Why Do Horses Neigh?
It isn’t only humans that make use of their vocal cords and facial muscles to communicate. Many other animals communicate, and they do so in surprising ways. In the case of horses, they also use different communication mechanisms, but have you ever wondered why horses neigh?
It is common to hear these animals whinny, snort and neigh. Their speech repertoire is overwhelming, and, because of this, it can sometimes be difficult to decipher what a horse is trying to say with all its noise. In this article, we’ll look particularly at why horses neigh.
How do horses communicate with each other?
Among a horse’s communication mechanisms, we find smell, contact, body language, facial expressions, tail movements and oral communication, all of which depend a lot on the context. Experts on the subject say that, through neighing, snorting, and among other oral manifestations, horses express an emotional state.
However, according to German riders Reiner Klimke and Ingrid Klimke, not all horses use their voices in the same way. There are some who hardly ever vocalize and others, in contrast, that greet all the horses they see with a thunderous neigh. Horses have a very marked personality of their own, and so it’s quite normal that not all of them behave the same.
Emotions in horses
Did you know that some horses can feel scared when they see a shadow or when entering dark places? Some are even afraid of noise, such as the whistling of the wind. Others must be taught to get used to people in order not to be scared of them, because being potential prey for other animals, they have the flight instinct encoded in their genome.
The emotions that horses feel influence the social relationships that form between them. However, the great richness of that emotional world makes them curious about everything new, and so it’s normal for them to investigate after initially feeling fear.
These animals aren’t curious by chance. They show this quality because of their instinct to explore the world to find water, food, shelter, and companionship. On the other hand, they have also developed strategies to detect danger signals and to act in the face of something unfamiliar, or rapid movements, which make them flee.
Horses are fearful by nature. As their role in ecosystems is to be the prey of large predators, they’re equipped with very sophisticated escape mechanisms.
Why do horses neigh?
The whinny is one of the horse’s best-known sounds and one of the longest and loudest, although the pitch depends on the intensity of the communication. When you hear a horse neighing, it may be for one of the following reasons:
- Wanting to convey its location to the rest of the group if it’s been separated
- Trying to communicate danger to another horse or a human
- Wanting to welcome someone they haven’t seen for a long time
- Showing affection
- Or, simply, because they’re happy, especially if the neigh is accompanied by non-threatening stamps on the ground.
It’s also quite normal for young horses to reply to others when they neigh and to neigh profusely when they see the feed truck.
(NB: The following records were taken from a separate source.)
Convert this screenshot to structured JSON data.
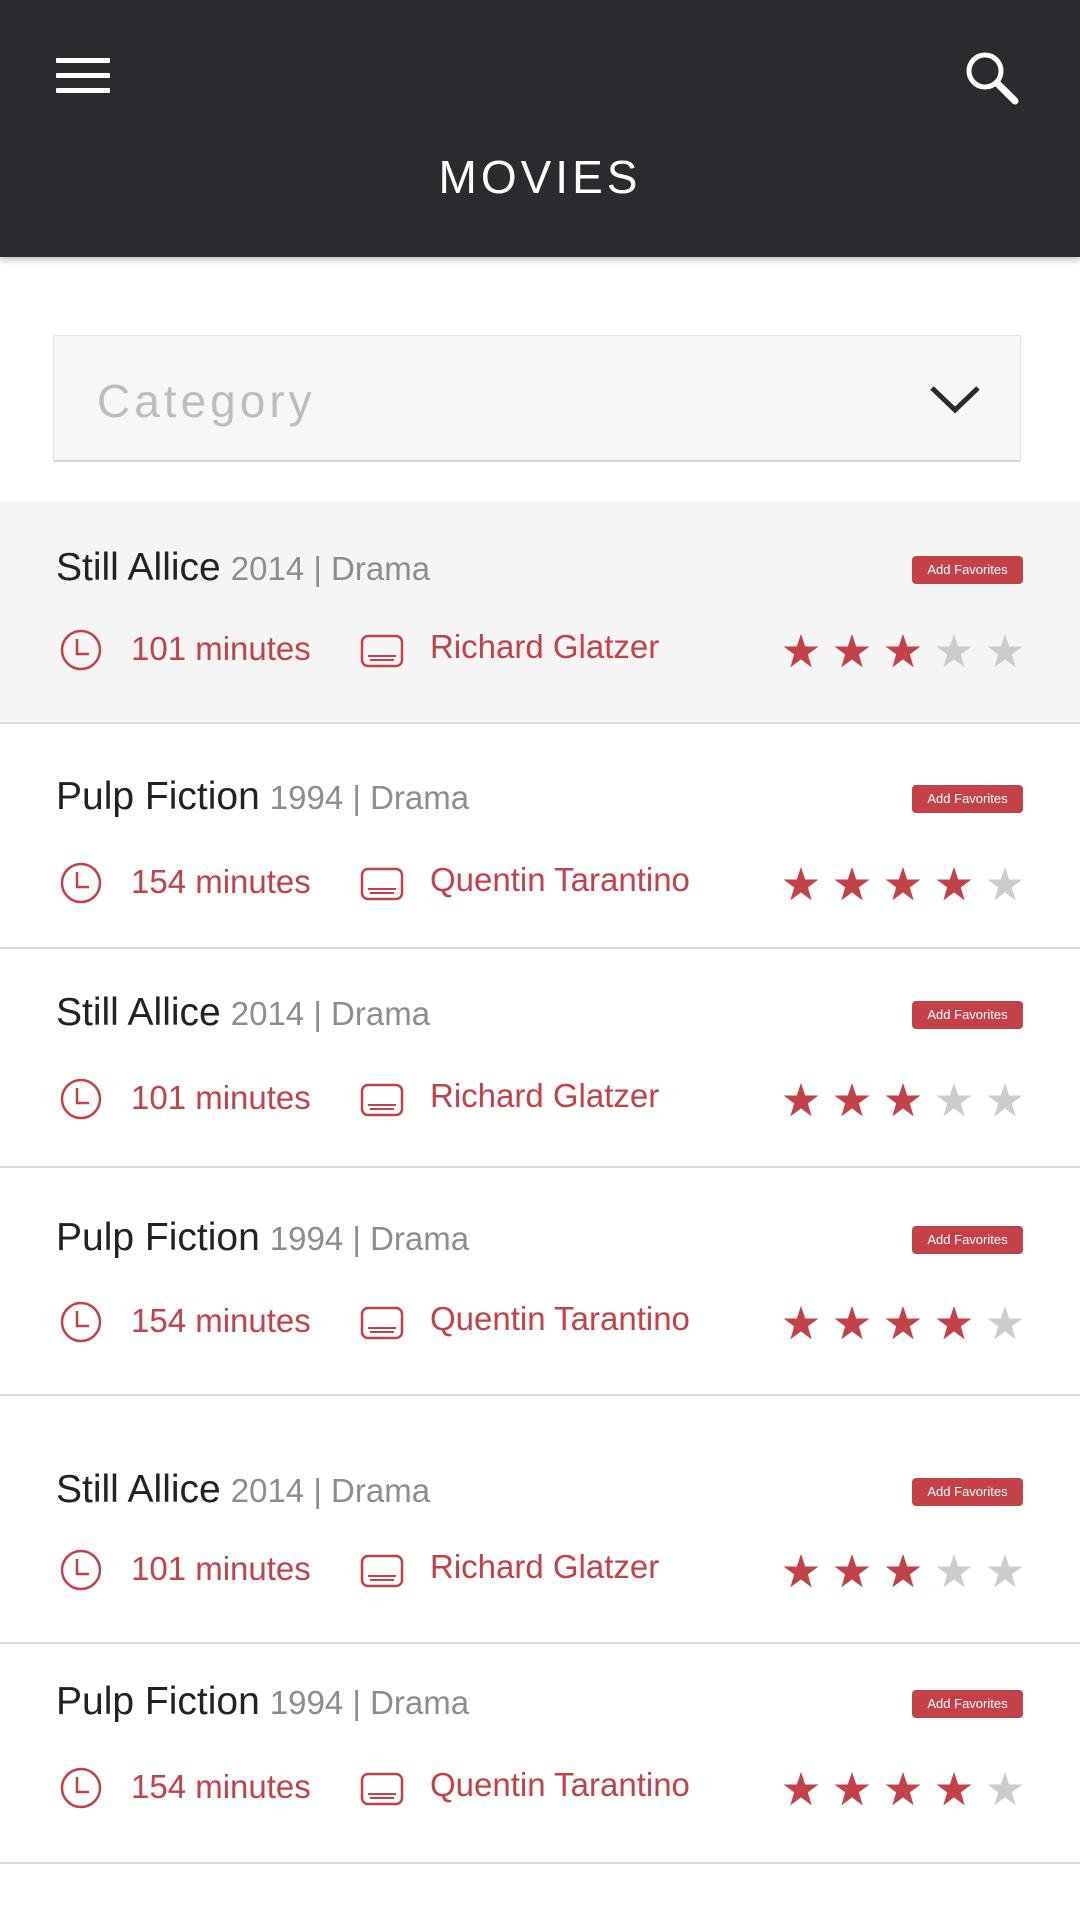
{
  "header": {
    "title": "MOVIES",
    "menu_icon": "hamburger-menu-icon",
    "search_icon": "search-icon",
    "background": "#2a2b2f"
  },
  "category": {
    "placeholder": "Category",
    "icon": "chevron-down-icon"
  },
  "colors": {
    "accent": "#c4414a",
    "star_on": "#c4414a",
    "star_off": "#cccccc"
  },
  "movies": [
    {
      "title": "Still Allice",
      "meta": "2014 | Drama",
      "fav_label": "Add Favorites",
      "duration": "101 minutes",
      "director": "Richard Glatzer",
      "rating": 3,
      "rating_max": 5,
      "highlighted": true
    },
    {
      "title": "Pulp Fiction",
      "meta": "1994 | Drama",
      "fav_label": "Add Favorites",
      "duration": "154 minutes",
      "director": "Quentin Tarantino",
      "rating": 4,
      "rating_max": 5,
      "highlighted": false
    },
    {
      "title": "Still Allice",
      "meta": "2014 | Drama",
      "fav_label": "Add Favorites",
      "duration": "101 minutes",
      "director": "Richard Glatzer",
      "rating": 3,
      "rating_max": 5,
      "highlighted": false
    },
    {
      "title": "Pulp Fiction",
      "meta": "1994 | Drama",
      "fav_label": "Add Favorites",
      "duration": "154 minutes",
      "director": "Quentin Tarantino",
      "rating": 4,
      "rating_max": 5,
      "highlighted": false
    },
    {
      "title": "Still Allice",
      "meta": "2014 | Drama",
      "fav_label": "Add Favorites",
      "duration": "101 minutes",
      "director": "Richard Glatzer",
      "rating": 3,
      "rating_max": 5,
      "highlighted": false
    },
    {
      "title": "Pulp Fiction",
      "meta": "1994 | Drama",
      "fav_label": "Add Favorites",
      "duration": "154 minutes",
      "director": "Quentin Tarantino",
      "rating": 4,
      "rating_max": 5,
      "highlighted": false
    }
  ]
}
Regardless of the reason for the sound, most neighs last around 1.5 seconds and are powerful enough to be heard almost 1 kilometer away.
Experts say that, contrary to what the general population tends to believe, the cause of neighing isn’t fear. Rather, it could be a request or a statement, in which – usually – the ears are pricked forward, the neck is erect, and the tail is slightly raised.
Why do they snort?
The snorting of horses is another of the sounds we hear the most from them, but, unlike neighing, it can be associated with feelings of alarm or frustration. The horse snorts, for example, if its stomach hurts, if it wants to take a break, or if it needs to slow down when being ridden.
However, this sound can also mean that the horse is happy and relaxed. For this reason, it’s important to distinguish the snorts that the horse makes when it’s feeling tense or excited, as it can also release the air through long sighs, as in a state of relaxation.
For a long time, it was also believed that the reason for the horse’s snort was to remove phlegm, flies, or objects in the nostrils. However, the study An unexpected acoustic indicator of positive emotions in horses, published in the journal PLOS ONE, found that horses snort when they’re happy.
Based on this premise, the researchers stated that horses that were enclosed and fed low-fiber meals snorted much less than those that lived free, with full availability of hay and grass. In other words, the lower the stress on the animal, the more snorting it produces.
Communication between horses and humans
Studies state that, in interactions between horses and humans, conflicts sometimes occur. These could be avoided if you knew their body signals, their facial expressions, the sounds of their voice, and their emotions.
Therefore, recognizing the language of the horse helps you to interpret what this animal wants to communicate. This could either be because you have frequent contact with one, or simply because you want to learn more about them. Whatever the case, knowing the guidelines of communication with horses is quite enriching.
It’s essential to study and observe the forms of horse communication in order to create good bonds and deepen your knowledge of them. Remember that it isn’t only about riding the horse; the fundamental thing is to respect it. Although some people think of them as a tool for work or carrying things, horses are beings with feelings, emotions, and a personality worth getting to know.